Still having problems -- "greatness", self-comparison, etc.
August 17, 2013 4:36 PM Subscribe
I initially felt better after last week’s question, but everything came back... I think the answers last week (which were very helpful, by the way) helped me resolve specific career questions, but not the underlying emotional issues. I’ll try to explain it better this time.
posted by myitkyina to Human Relations (22 answers total) 15 users marked this as a favorite
I’m not worried so much about fame as it is about “greatness”. That is, I want my achievement/contribution to be “great”, and I’m more concerned with recognition in intellectual circles than among the general public. I spend most of my time reading biographies of people like this -- Bertrand Russell, Karl Popper, Elon Musk, Ludwig Wittgenstein, Max Planck, etc. -- and thinking, “I’m about where they were at this age, right? I’m on track” or “My IQ is roughly in their range, isn’t it?” or “It looks like I don’t have to really differentiate myself until university, right?” but then not being entirely convinced. I worry that I’m too late -- that, by this point, I should have won ISEF or something like that, or that I should at least be more focused -- and/or that I will turn out to simply not be innately intelligent enough.
I thought that one possible solution would be to figure out what I’m “passionate” about and to just do that. But I don’t really have any “passions”... I want to learn about math/logic/science/technology/etc., but I haven’t been “fascinated by mathematics from an early age”, and there’s no emotional component to my interest. So, I feel like I’m not being “authentic” -- that I’m guiding my interests based on my need for “greatness” -- and that therefore I am setting myself up for failure and that I will not enjoy a career in math/science/etc. enough to make important contributions to it. I feel like all of those who have achieved “greatness” (e.g. the people listed above) didn’t care about it or seek it out but simply did what they genuinely enjoyed. I think that maybe this is just a personality thing, and that my emotions aren’t as strong as those of other people (I’ve dealt with this before). I also think that I probably have control over my own “passions”, but I can’t convince myself of it.
This is making it difficult for me to concentrate.
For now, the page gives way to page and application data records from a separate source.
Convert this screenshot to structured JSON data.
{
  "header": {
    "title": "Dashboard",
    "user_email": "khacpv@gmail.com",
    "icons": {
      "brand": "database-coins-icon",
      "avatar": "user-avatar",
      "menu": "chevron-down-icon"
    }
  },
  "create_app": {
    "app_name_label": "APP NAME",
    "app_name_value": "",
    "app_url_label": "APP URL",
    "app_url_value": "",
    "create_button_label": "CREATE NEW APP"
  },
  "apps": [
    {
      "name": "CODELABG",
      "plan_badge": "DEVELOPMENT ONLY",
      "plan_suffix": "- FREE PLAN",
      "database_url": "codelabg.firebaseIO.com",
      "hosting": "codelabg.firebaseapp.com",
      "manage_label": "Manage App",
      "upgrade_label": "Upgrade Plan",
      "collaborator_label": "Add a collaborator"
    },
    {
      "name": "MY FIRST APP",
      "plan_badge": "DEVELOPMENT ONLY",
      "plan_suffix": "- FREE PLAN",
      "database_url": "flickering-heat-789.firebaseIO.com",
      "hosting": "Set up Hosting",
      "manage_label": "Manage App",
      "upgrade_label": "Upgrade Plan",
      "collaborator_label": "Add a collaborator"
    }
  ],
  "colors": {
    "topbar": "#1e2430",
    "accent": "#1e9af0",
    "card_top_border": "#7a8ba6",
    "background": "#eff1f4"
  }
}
For example, I have started reading a few articles in Nature every day, researching things that I’m not familiar with, etc. Sometime in the middle, I’m usually interrupted by thoughts of science competitions, and I start trying to determine whether this might make a good project. Then I feel like I’m forcing it -- I feel guilty that I can’t just learn about science without immediately trying to leverage it -- and I feel guilty that I don't already know what it is that I'm looking up. Or, I come across the name of a famous scientist, and I impulsively look up their biography/Wikipedia page and compare myself. The same thing goes for dabbling in code -- I usually stop because I spend the whole time coming up with startup ideas, realizing that none of them are good and that I wouldn't be able to build them anyway because of my lack of coding knowledge, and then feeling like the whole thing is artificial.
So I’m stuck in the position of desperately wanting to be a “great intellectual”, and feeling guilty about it, without even knowing what I want to actually do with my life. I don’t want to have to deal with this pressure anymore, and I definitely don’t want to think about it every waking minute like I do now. I know that several comments noted that I am self-absorbed... I don’t know how to fix this, though. I have one close friend who is leaving for college in a couple of weeks. Also, I’ve always been kind of self-absorbed, except spending most of my time in my head never used to make me feel so awful. The loss of concentration and resulting guilt and time-wasting is the last straw... I am ready to burst into tears out of frustration.
Again, thank you all for your comments last time. They were very helpful.